for evaluating a notion of time is to use the
tar_time keyword. In the
"filesystem hierarchy" format of mtree,
time is being evaluated with
nanosecond precision. However, GNU tar truncates a file's modification time
to 1-second precision. That is, if a file's full modification time is
123456789.123456789, the "tar time" equivalent would be 123456789.000000000.
This way, if you validate a manifest created using a tar file against an
actual root directory, there will be no complaints from
go-mtree so long as the

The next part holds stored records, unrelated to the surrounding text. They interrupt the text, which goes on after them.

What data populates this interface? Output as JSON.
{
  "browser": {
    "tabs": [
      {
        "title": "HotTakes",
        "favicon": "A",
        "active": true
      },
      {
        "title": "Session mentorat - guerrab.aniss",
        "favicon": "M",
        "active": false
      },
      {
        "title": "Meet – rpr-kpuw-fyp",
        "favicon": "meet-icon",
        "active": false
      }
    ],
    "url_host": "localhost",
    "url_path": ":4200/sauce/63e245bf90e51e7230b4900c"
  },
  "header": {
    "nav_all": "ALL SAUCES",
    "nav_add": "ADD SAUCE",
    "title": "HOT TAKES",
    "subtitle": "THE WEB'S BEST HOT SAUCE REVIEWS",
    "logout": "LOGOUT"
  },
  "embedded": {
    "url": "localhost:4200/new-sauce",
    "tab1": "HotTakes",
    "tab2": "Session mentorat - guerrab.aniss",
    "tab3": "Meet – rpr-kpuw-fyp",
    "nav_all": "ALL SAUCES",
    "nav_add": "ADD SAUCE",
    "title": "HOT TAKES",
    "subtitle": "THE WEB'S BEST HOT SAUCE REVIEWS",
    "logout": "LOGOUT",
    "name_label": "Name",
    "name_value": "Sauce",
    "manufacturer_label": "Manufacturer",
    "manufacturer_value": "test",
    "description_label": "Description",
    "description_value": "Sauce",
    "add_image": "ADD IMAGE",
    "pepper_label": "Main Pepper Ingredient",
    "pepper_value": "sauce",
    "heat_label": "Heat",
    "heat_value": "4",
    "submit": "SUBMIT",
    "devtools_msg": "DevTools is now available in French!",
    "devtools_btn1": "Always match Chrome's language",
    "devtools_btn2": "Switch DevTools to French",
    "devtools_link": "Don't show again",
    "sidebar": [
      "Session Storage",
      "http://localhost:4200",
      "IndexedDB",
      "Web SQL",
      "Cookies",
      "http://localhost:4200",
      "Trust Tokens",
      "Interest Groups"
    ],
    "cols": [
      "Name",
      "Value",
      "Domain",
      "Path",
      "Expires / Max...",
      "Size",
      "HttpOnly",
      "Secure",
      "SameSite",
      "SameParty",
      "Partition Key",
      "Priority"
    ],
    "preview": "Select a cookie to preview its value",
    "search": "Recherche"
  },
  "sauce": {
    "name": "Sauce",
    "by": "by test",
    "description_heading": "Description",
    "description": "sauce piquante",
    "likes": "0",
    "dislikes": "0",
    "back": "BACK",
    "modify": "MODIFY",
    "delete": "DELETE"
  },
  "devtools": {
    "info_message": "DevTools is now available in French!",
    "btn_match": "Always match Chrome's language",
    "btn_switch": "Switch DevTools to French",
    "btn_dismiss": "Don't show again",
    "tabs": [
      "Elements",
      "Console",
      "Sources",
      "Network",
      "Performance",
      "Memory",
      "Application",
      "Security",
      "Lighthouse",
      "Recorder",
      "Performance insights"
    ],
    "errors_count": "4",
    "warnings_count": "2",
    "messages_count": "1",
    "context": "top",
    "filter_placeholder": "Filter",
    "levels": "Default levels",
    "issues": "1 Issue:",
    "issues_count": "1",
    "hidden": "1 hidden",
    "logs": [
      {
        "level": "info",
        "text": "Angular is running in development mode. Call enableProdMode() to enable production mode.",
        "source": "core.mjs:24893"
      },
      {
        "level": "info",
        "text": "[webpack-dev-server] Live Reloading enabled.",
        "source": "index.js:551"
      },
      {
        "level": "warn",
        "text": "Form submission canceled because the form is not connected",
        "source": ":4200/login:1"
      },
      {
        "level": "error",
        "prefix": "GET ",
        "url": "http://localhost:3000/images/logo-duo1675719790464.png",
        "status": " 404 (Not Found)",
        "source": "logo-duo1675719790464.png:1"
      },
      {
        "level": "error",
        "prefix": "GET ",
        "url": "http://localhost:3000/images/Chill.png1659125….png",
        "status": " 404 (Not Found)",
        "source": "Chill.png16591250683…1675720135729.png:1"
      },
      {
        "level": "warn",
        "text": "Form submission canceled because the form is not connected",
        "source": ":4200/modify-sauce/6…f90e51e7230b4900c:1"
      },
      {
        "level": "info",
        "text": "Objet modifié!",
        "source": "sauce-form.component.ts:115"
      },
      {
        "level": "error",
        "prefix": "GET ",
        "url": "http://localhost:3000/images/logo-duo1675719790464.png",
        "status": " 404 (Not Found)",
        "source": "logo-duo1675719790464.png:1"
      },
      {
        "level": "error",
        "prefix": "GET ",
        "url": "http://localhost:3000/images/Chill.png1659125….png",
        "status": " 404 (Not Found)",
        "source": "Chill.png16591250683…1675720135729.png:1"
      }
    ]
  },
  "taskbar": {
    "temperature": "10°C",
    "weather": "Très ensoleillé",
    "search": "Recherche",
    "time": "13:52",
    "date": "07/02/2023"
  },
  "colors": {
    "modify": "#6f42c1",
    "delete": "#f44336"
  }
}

1-second precision time of a file in the root directory is the same.
To use the Go programming language library, see the docs.
To use the command line tool, first build it, then the following.
Create a manifest
This will also include the sha512 digest of the files.
gomtree -c -K sha512digest -p . > /tmp/root.mtree
With a tar file:
gomtree -c -K sha512digest -T sometarfile.tar > /tmp/tar.mtree
Validate a manifest
gomtree -p . -f /tmp/root.mtree
With a tar file:
gomtree -T sometarfile.tar -f /tmp/root.mtree
See the supported keywords
gomtree -list-keywords Available keywords: uname sha1 sha1digest sha256digest xattrs (not upstream) link (default) nlink (default) md5digest rmd160digest mode (default) cksum md5 rmd160 type (default) time (default) uid (default) gid (default) sha256 sha384 sha512 xattr (not upstream) tar_time (not upstream) size (default) ripemd160digest sha384digest sha512digest
go get github.com/vbatts/go-mtree/cmd/gomtree
git clone git://github.com/vbatts/go-mtree.git $GOPATH/src/github.com/vbatts/go-mtree cd $GOPATH/src/github.com/vbatts/go-mtree go build ./cmd/gomtree
cd $GOPATH/src/github.com/vbatts/go-mtree make
cd $GOPATH/src/github.com/vbatts/go-mtree gmake